CarriageTowneNews.com, Kingston, NH

April 18, 2013

The Rite of Spring


Carriage Towne News

---- — Dawn breaks under an azure blue sky. The early morning light filters through clouds that appear pink and white, and hang like a curtain high above an eternal stage. The clouds part to reveal the snow covered earth below.

A few snowflakes are still falling as the cold, crisp air of night gives way to the warmth of a rising sun. It is a moment of tranquility and timeless beauty as the earth awakens, and with the circle of seasons completed begins its journey once again.

The sudden change in temperature has reached deep into the soil, down to the very roots of all the forest trees. The first to respond is the liquid life of the maple. Its dormant stage now over, the cold nights and warm days have caused an uptake and stem pressure in its roots to develop and its sweet water to rise.

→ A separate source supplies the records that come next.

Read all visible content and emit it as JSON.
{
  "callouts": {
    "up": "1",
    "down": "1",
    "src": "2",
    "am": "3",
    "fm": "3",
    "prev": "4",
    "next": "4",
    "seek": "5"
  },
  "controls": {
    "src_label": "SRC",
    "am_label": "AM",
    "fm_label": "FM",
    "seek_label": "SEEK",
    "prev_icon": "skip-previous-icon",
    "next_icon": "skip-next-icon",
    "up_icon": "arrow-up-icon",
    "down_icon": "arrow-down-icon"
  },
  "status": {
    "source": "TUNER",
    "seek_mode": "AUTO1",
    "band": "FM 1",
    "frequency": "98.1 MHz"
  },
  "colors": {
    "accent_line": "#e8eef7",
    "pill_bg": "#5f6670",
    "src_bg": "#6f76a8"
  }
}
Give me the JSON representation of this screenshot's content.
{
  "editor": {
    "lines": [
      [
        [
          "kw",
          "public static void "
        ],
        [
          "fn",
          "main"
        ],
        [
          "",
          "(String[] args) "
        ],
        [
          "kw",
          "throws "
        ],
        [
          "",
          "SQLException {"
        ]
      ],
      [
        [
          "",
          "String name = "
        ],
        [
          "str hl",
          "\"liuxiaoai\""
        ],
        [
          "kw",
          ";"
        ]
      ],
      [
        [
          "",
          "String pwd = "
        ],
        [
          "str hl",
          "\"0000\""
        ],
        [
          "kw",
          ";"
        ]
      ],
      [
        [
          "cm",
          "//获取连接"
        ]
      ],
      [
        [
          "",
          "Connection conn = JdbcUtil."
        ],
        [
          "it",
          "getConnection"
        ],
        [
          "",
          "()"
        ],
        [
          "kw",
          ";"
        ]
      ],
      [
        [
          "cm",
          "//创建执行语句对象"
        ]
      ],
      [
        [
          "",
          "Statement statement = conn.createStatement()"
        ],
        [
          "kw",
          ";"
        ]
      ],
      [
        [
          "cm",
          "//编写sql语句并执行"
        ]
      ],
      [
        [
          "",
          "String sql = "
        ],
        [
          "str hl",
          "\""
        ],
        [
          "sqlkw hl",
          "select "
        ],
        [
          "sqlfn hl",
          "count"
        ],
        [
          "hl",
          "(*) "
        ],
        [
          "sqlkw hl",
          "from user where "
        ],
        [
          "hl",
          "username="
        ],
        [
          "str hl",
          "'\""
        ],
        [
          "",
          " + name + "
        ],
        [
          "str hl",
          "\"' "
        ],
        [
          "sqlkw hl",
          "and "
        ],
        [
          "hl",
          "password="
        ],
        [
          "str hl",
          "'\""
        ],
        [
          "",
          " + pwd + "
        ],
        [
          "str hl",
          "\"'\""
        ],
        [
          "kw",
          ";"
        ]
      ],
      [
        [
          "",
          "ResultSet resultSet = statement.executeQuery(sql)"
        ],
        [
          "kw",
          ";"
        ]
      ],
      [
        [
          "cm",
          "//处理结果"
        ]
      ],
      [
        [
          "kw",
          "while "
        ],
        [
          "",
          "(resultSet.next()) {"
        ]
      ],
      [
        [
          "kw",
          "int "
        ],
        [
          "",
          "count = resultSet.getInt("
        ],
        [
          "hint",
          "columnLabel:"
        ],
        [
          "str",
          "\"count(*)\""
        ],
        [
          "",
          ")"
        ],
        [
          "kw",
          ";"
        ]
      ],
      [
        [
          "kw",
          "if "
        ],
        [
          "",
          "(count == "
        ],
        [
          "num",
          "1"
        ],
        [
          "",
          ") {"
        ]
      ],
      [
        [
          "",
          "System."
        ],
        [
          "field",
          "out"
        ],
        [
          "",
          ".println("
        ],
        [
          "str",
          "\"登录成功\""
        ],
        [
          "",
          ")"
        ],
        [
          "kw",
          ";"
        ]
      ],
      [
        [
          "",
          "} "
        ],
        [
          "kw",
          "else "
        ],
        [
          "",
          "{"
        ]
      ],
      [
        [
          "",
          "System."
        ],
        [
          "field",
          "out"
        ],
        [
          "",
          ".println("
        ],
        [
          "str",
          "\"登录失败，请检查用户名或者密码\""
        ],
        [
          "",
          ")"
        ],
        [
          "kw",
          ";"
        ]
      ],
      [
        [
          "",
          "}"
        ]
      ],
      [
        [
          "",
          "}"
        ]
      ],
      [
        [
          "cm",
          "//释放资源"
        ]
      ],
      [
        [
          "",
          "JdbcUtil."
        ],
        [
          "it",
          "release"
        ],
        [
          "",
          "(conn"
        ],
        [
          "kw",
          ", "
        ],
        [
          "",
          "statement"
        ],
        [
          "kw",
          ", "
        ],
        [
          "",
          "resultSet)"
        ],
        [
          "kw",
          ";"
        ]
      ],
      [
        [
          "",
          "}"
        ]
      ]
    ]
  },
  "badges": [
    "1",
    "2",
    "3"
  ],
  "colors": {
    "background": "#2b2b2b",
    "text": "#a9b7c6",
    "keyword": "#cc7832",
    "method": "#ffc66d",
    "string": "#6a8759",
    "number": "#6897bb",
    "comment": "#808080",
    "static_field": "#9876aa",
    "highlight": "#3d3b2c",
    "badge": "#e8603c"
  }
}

The maple’s life water will rise slowly into the butt of the tree. Then it will be tapped, harvested, and taken to a sugar shack for processing. Once the water is extracted, the sweet smell of maple sugar will fill the morning air. If one were to stop out in the wood near a sugar shack and close their eyes, the sweet smell of maple would fill their minds and hearts. Yet the only sound they will hear is the soft whisper of the wind.

Tiny purple and yellow crocus peek out from a clump of overturned soil on the sunny side of the sugar shack. A gust of wind ruffles some ground leaves near them and they shrink back under the soil.

The last of the oak leaves has finally shaken loose from its branches. Like the maple and all the trees of the forest, it too waits for its life water to reach the tips of its branches and buds to form, as we move into the season of color and light.

Music is in the air all around us. The rite of spring is an exaltation of creation and is something that is with us from season to season, from birth to rebirth.

There is a sense of purpose here that seems hidden in love, spirituality and symbolism between the natural and human world. It may be an awakening in all of us as one season ends and another begins.

Be gentle with yourselves and others. Take hope that perhaps your season has come and your fields will blossom. Share your joy with others, look into their hearts and share yours with them, in this season of new light, new hope, and new growth.

John B. Dube Sr.

East Hampstead